‘By putting “no”, you’re accepting all the liability and the average legal claim is £34,000 for misrepresentation.
‘It’s not illegal to have it growing in your garden and you don’t have to declare it to the council or Environment Agency. But if you let it cross the boundary into your neighbour’s garden.’
‘We had to fit a really strong membrane over the top of the soil, then put another 5m of healthy soil on top of that before closing the hole up.’
Even with smaller jobs, Mr Harker said the weed typically needs a three-to-four-year programme of chemical treatment to be completely eradicated.
He said the hardy plant, which is tough enough to thrive in Japan’s mountainous and volcanic terrain, was originally brought to the UK in the Victorian era as a specimen plant.
Its heart-shaped leaves and pollen-rich white buds made for an attractive addition to thousands of gardens – but it has since become known as a danger to native plant life and property, forcing its way through the smallest cracks in concrete.
Anyone who puts it in their green or brown bin can be fined £5,000 – and for businesses, the penalties can stretch to £20,000 and a six-month jail sentence for directors.
However, Mr Harker says it only causes serious damage to houses in a minority of cases.
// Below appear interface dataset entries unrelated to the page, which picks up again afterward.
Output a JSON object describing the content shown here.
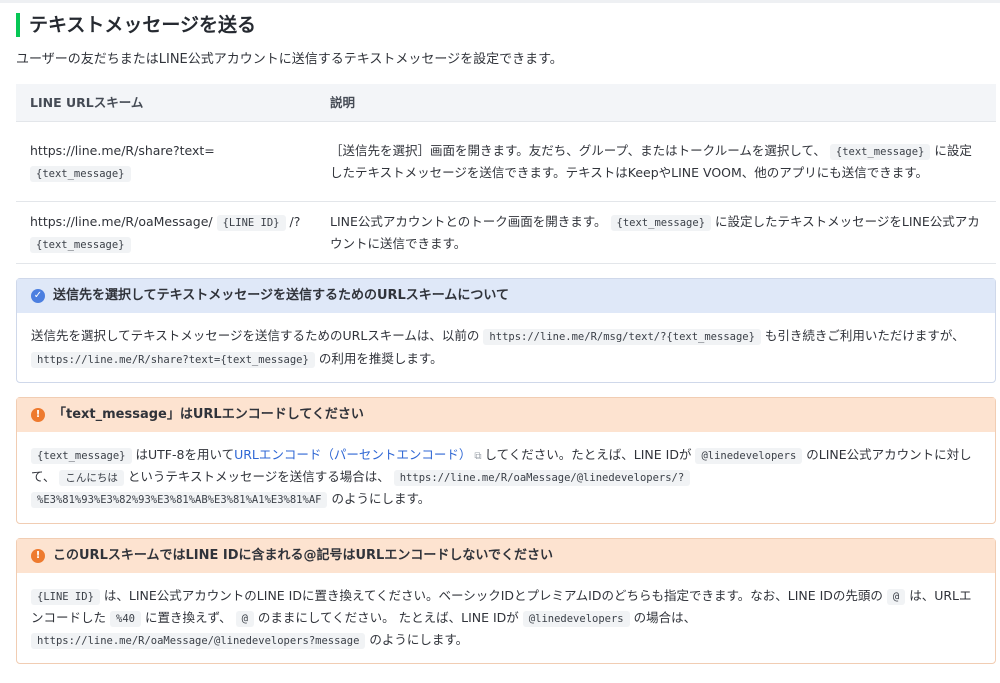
{
  "heading": "テキストメッセージを送る",
  "intro": "ユーザーの友だちまたはLINE公式アカウントに送信するテキストメッセージを設定できます。",
  "table": {
    "col1": "LINE URLスキーム",
    "col2": "説明",
    "row1": {
      "scheme_text": "https://line.me/R/share?text=",
      "scheme_code": "{text_message}",
      "desc_a": "［送信先を選択］画面を開きます。友だち、グループ、またはトークルームを選択して、",
      "desc_code": "{text_message}",
      "desc_b": "に設定したテキストメッセージを送信できます。テキストはKeepやLINE VOOM、他のアプリにも送信できます。"
    },
    "row2": {
      "scheme_text1": "https://line.me/R/oaMessage/",
      "scheme_code1": "{LINE ID}",
      "scheme_text2": "/?",
      "scheme_code2": "{text_message}",
      "desc_a": "LINE公式アカウントとのトーク画面を開きます。",
      "desc_code": "{text_message}",
      "desc_b": "に設定したテキストメッセージをLINE公式アカウントに送信できます。"
    }
  },
  "box1": {
    "icon": "check-circle-icon",
    "title": "送信先を選択してテキストメッセージを送信するためのURLスキームについて",
    "t1": "送信先を選択してテキストメッセージを送信するためのURLスキームは、以前の",
    "c1": "https://line.me/R/msg/text/?{text_message}",
    "t2": "も引き続きご利用いただけますが、",
    "c2": "https://line.me/R/share?text={text_message}",
    "t3": "の利用を推奨します。"
  },
  "box2": {
    "icon": "exclamation-circle-icon",
    "title": "「text_message」はURLエンコードしてください",
    "c1": "{text_message}",
    "t1": "はUTF-8を用いて",
    "link": "URLエンコード（パーセントエンコード）",
    "t2": "してください。たとえば、LINE IDが",
    "c2": "@linedevelopers",
    "t3": "のLINE公式アカウントに対して、",
    "c3": "こんにちは",
    "t4": "というテキストメッセージを送信する場合は、",
    "c4a": "https://line.me/R/oaMessage/@linedevelopers/?",
    "c4b": "%E3%81%93%E3%82%93%E3%81%AB%E3%81%A1%E3%81%AF",
    "t5": "のようにします。"
  },
  "box3": {
    "icon": "exclamation-circle-icon",
    "title": "このURLスキームではLINE IDに含まれる@記号はURLエンコードしないでください",
    "c1": "{LINE ID}",
    "t1": "は、LINE公式アカウントのLINE IDに置き換えてください。ベーシックIDとプレミアムIDのどちらも指定できます。なお、LINE IDの先頭の",
    "c2": "@",
    "t2": "は、URLエンコードした",
    "c3": "%40",
    "t3": "に置き換えず、",
    "c4": "@",
    "t4": "のままにしてください。 たとえば、LINE IDが",
    "c5": "@linedevelopers",
    "t5": "の場合は、",
    "c6": "https://line.me/R/oaMessage/@linedevelopers?message",
    "t6": "のようにします。"
  },
  "colors": {
    "accent": "#06c755",
    "info": "#4c7fe0",
    "warn": "#ee7a2e",
    "link": "#2f67d4"
  }
}
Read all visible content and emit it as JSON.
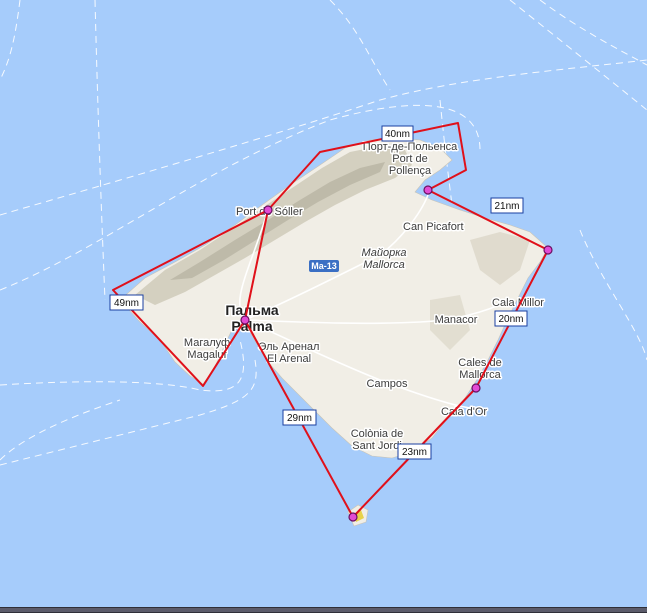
{
  "colors": {
    "sea": "#a6ccfb",
    "land": "#f1eee6",
    "route": "#e0101a",
    "waypoint": "#e24bd5"
  },
  "road": {
    "label": "Ma-13"
  },
  "places": {
    "port_pollensa_ru": "Порт-де-Польенса",
    "port_pollensa_1": "Port de",
    "port_pollensa_2": "Pollença",
    "port_soller": "Port de Sóller",
    "can_picafort": "Can Picafort",
    "mallorca_ru": "Майорка",
    "mallorca": "Mallorca",
    "palma_ru": "Пальма",
    "palma": "Palma",
    "magaluf_ru": "Магалуф",
    "magaluf": "Magaluf",
    "arenal_ru": "Эль Аренал",
    "arenal": "El Arenal",
    "manacor": "Manacor",
    "cala_millor": "Cala Millor",
    "cales_1": "Cales de",
    "cales_2": "Mallorca",
    "campos": "Campos",
    "cala_dor": "Cala d'Or",
    "colonia_1": "Colònia de",
    "colonia_2": "Sant Jordi"
  },
  "legs": [
    "40nm",
    "21nm",
    "20nm",
    "23nm",
    "29nm",
    "49nm"
  ],
  "waypoints": [
    "palma",
    "port-soller",
    "pollensa",
    "capdepera",
    "porto-colom",
    "cabrera"
  ]
}
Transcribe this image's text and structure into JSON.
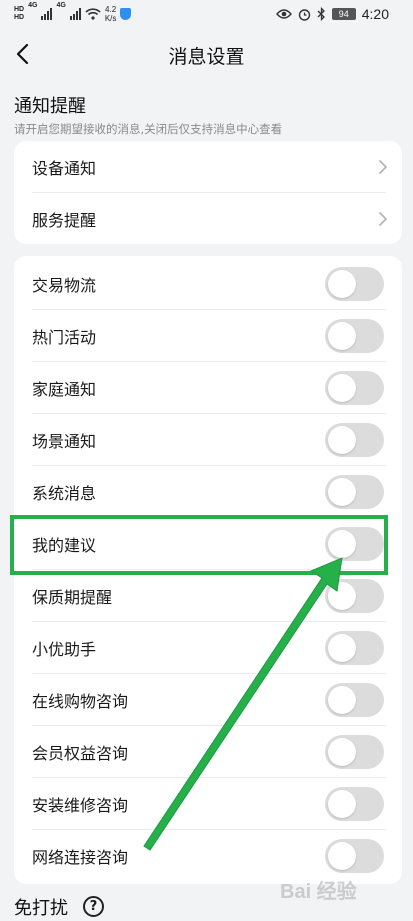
{
  "status_bar": {
    "hd_top": "HD",
    "hd_bottom": "HD",
    "net_1": "4G",
    "net_2": "4G",
    "speed_value": "4.2",
    "speed_unit": "K/s",
    "battery": "94",
    "time": "4:20"
  },
  "header": {
    "title": "消息设置"
  },
  "notify_section": {
    "title": "通知提醒",
    "hint": "请开启您期望接收的消息,关闭后仅支持消息中心查看",
    "nav_items": [
      {
        "label": "设备通知"
      },
      {
        "label": "服务提醒"
      }
    ]
  },
  "toggle_items": [
    {
      "label": "交易物流",
      "on": false
    },
    {
      "label": "热门活动",
      "on": false
    },
    {
      "label": "家庭通知",
      "on": false
    },
    {
      "label": "场景通知",
      "on": false
    },
    {
      "label": "系统消息",
      "on": false
    },
    {
      "label": "我的建议",
      "on": false
    },
    {
      "label": "保质期提醒",
      "on": false
    },
    {
      "label": "小优助手",
      "on": false
    },
    {
      "label": "在线购物咨询",
      "on": false
    },
    {
      "label": "会员权益咨询",
      "on": false
    },
    {
      "label": "安装维修咨询",
      "on": false
    },
    {
      "label": "网络连接咨询",
      "on": false
    }
  ],
  "dnd_section": {
    "title": "免打扰"
  },
  "watermark": "Bai 经验",
  "colors": {
    "annotation": "#25b04a",
    "toggle_off": "#dcdcdc",
    "background": "#f1f3f5"
  }
}
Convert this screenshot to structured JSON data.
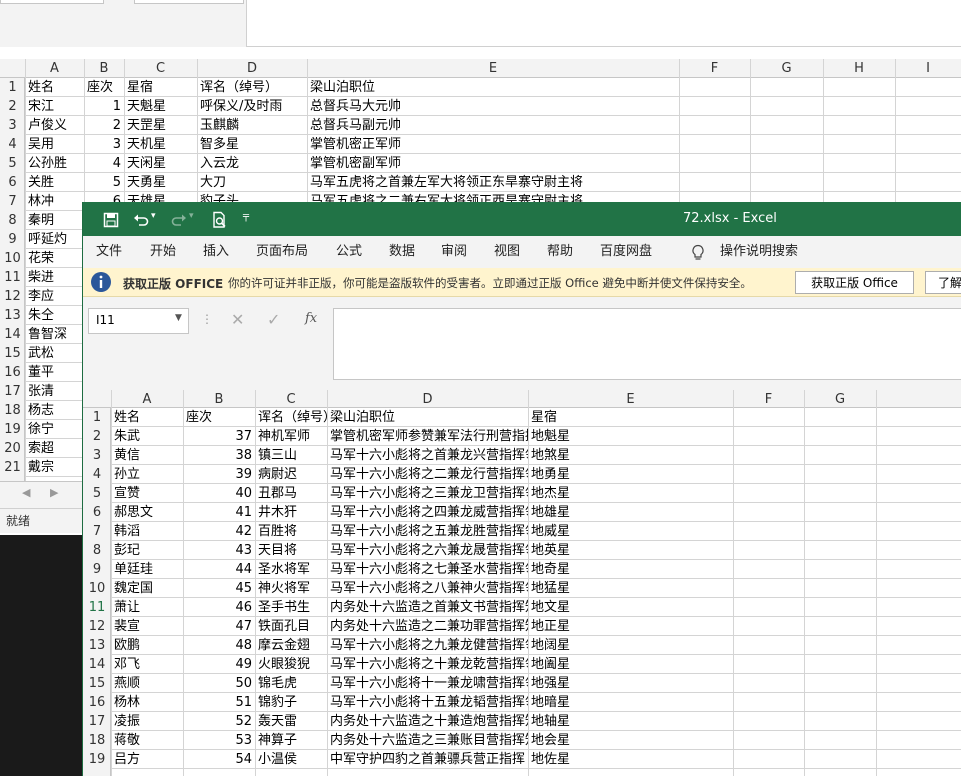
{
  "back": {
    "columns": [
      "A",
      "B",
      "C",
      "D",
      "E",
      "F",
      "G",
      "H",
      "I"
    ],
    "rows": [
      [
        "1",
        "姓名",
        "座次",
        "星宿",
        "诨名（绰号）",
        "梁山泊职位"
      ],
      [
        "2",
        "宋江",
        "1",
        "天魁星",
        "呼保义/及时雨",
        "总督兵马大元帅"
      ],
      [
        "3",
        "卢俊义",
        "2",
        "天罡星",
        "玉麒麟",
        "总督兵马副元帅"
      ],
      [
        "4",
        "吴用",
        "3",
        "天机星",
        "智多星",
        "掌管机密正军师"
      ],
      [
        "5",
        "公孙胜",
        "4",
        "天闲星",
        "入云龙",
        "掌管机密副军师"
      ],
      [
        "6",
        "关胜",
        "5",
        "天勇星",
        "大刀",
        "马军五虎将之首兼左军大将领正东旱寨守尉主将"
      ],
      [
        "7",
        "林冲",
        "6",
        "天雄星",
        "豹子头",
        "马军五虎将之二兼右军大将领正西旱寨守尉主将"
      ]
    ],
    "row_labels": [
      "8",
      "9",
      "10",
      "11",
      "12",
      "13",
      "14",
      "15",
      "16",
      "17",
      "18",
      "19",
      "20",
      "21"
    ],
    "names": [
      "秦明",
      "呼延灼",
      "花荣",
      "柴进",
      "李应",
      "朱仝",
      "鲁智深",
      "武松",
      "董平",
      "张清",
      "杨志",
      "徐宁",
      "索超",
      "戴宗"
    ],
    "status": "就绪"
  },
  "front": {
    "title": "72.xlsx  -  Excel",
    "qat": {
      "save": "save-icon",
      "undo": "undo-icon",
      "redo": "redo-icon",
      "preview": "print-preview-icon",
      "customize": "customize-icon"
    },
    "tabs": [
      "文件",
      "开始",
      "插入",
      "页面布局",
      "公式",
      "数据",
      "审阅",
      "视图",
      "帮助",
      "百度网盘"
    ],
    "tell_me": "操作说明搜索",
    "banner": {
      "title": "获取正版 OFFICE",
      "message": "你的许可证并非正版，你可能是盗版软件的受害者。立即通过正版 Office 避免中断并使文件保持安全。",
      "button1": "获取正版 Office",
      "button2": "了解"
    },
    "name_box": "I11",
    "fx": "fx",
    "columns": [
      "A",
      "B",
      "C",
      "D",
      "E",
      "F",
      "G"
    ],
    "rows": [
      [
        "1",
        "姓名",
        "座次",
        "诨名（绰号）",
        "梁山泊职位",
        "星宿"
      ],
      [
        "2",
        "朱武",
        "37",
        "神机军师",
        "掌管机密军师参赞兼军法行刑营指挥",
        "地魁星"
      ],
      [
        "3",
        "黄信",
        "38",
        "镇三山",
        "马军十六小彪将之首兼龙兴营指挥领寨外讨虏游御副将",
        "地煞星"
      ],
      [
        "4",
        "孙立",
        "39",
        "病尉迟",
        "马军十六小彪将之二兼龙行营指挥领四处旱寨协御副将",
        "地勇星"
      ],
      [
        "5",
        "宣赞",
        "40",
        "丑郡马",
        "马军十六小彪将之三兼龙卫营指挥领正东旱寨守备参将",
        "地杰星"
      ],
      [
        "6",
        "郝思文",
        "41",
        "井木犴",
        "马军十六小彪将之四兼龙威营指挥领正东旱寨守备参将",
        "地雄星"
      ],
      [
        "7",
        "韩滔",
        "42",
        "百胜将",
        "马军十六小彪将之五兼龙胜营指挥领正北旱寨守备参将",
        "地威星"
      ],
      [
        "8",
        "彭玘",
        "43",
        "天目将",
        "马军十六小彪将之六兼龙晟营指挥领正北旱寨守备参将",
        "地英星"
      ],
      [
        "9",
        "单廷珪",
        "44",
        "圣水将军",
        "马军十六小彪将之七兼圣水营指挥领正西旱寨守备参将",
        "地奇星"
      ],
      [
        "10",
        "魏定国",
        "45",
        "神火将军",
        "马军十六小彪将之八兼神火营指挥领正西旱寨守备参将",
        "地猛星"
      ],
      [
        "11",
        "萧让",
        "46",
        "圣手书生",
        "内务处十六监造之首兼文书营指挥知行文走檄调遣事",
        "地文星"
      ],
      [
        "12",
        "裴宣",
        "47",
        "铁面孔目",
        "内务处十六监造之二兼功罪营指挥知定功赏罚政法事",
        "地正星"
      ],
      [
        "13",
        "欧鹏",
        "48",
        "摩云金翅",
        "马军十六小彪将之九兼龙健营指挥领正南旱寨守备参将",
        "地阔星"
      ],
      [
        "14",
        "邓飞",
        "49",
        "火眼狻猊",
        "马军十六小彪将之十兼龙乾营指挥领正南旱寨守备参将",
        "地阖星"
      ],
      [
        "15",
        "燕顺",
        "50",
        "锦毛虎",
        "马军十六小彪将十一兼龙啸营指挥领寨外讨虏游御参将",
        "地强星"
      ],
      [
        "16",
        "杨林",
        "51",
        "锦豹子",
        "马军十六小彪将十五兼龙韬营指挥领四处旱寨协备参将",
        "地暗星"
      ],
      [
        "17",
        "凌振",
        "52",
        "轰天雷",
        "内务处十六监造之十兼造炮营指挥知锻铸大小号炮事",
        "地轴星"
      ],
      [
        "18",
        "蒋敬",
        "53",
        "神算子",
        "内务处十六监造之三兼账目营指挥知考算钱粮支出事",
        "地会星"
      ],
      [
        "19",
        "吕方",
        "54",
        "小温侯",
        "中军守护四豹之首兼骠兵营正指挥",
        "地佐星"
      ]
    ]
  }
}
He said: ‘Everyone talks about it damaging people’s homes. It does happen, but it’s very rare.
‘Most often, we see it causing minor damage by coming through tarmacked areas outside people’s homes, like their driveways.’
Mr Harker, who employs nine workers, recommends anyone selling their house to have a survey conducted. He said: ‘If someone’s having to put ‘I don’t know’ on their TA6 form, I’d be telling them they need to be sure.
According to Japanese Knotweed Expert, the shrub is growing throughout Brownfield sites in Staffordshire
Anyone who puts the shrub in their green or brown bin can be fined £5,000 – and for businesses, the penalties can stretch to £20,000 and a six-month jail sentence for directors
‘On the other hand, they might turn round and say ‘you’re buying the house; it’s up to you to do it.
‘Either way, it’s a better option to pay not much more than £300 to get it done than to risk the liability and cost of having to deal with it down the line.’
‘It’s much more common than you’d think. I remember we had one woman in her 80s who actually remembered going to a garden centre with her mum to buy it, then planting it in their garden.
‘Decades later, she was being told it needed to go so she could sell her house.’
According to Japanese Knotweed Expert, the shrub is growing throughout Brownfield sites in nearby Stoke-on-Trent. But its highest concentration is in the north of the city, from Hanley up to Kidsgrove.
It is less prevalent in rural parts of North Staffordshire, with the worst hotspots in the country said to be Liverpool, Manchester and central London, where there are more large mothballed brownfield sites.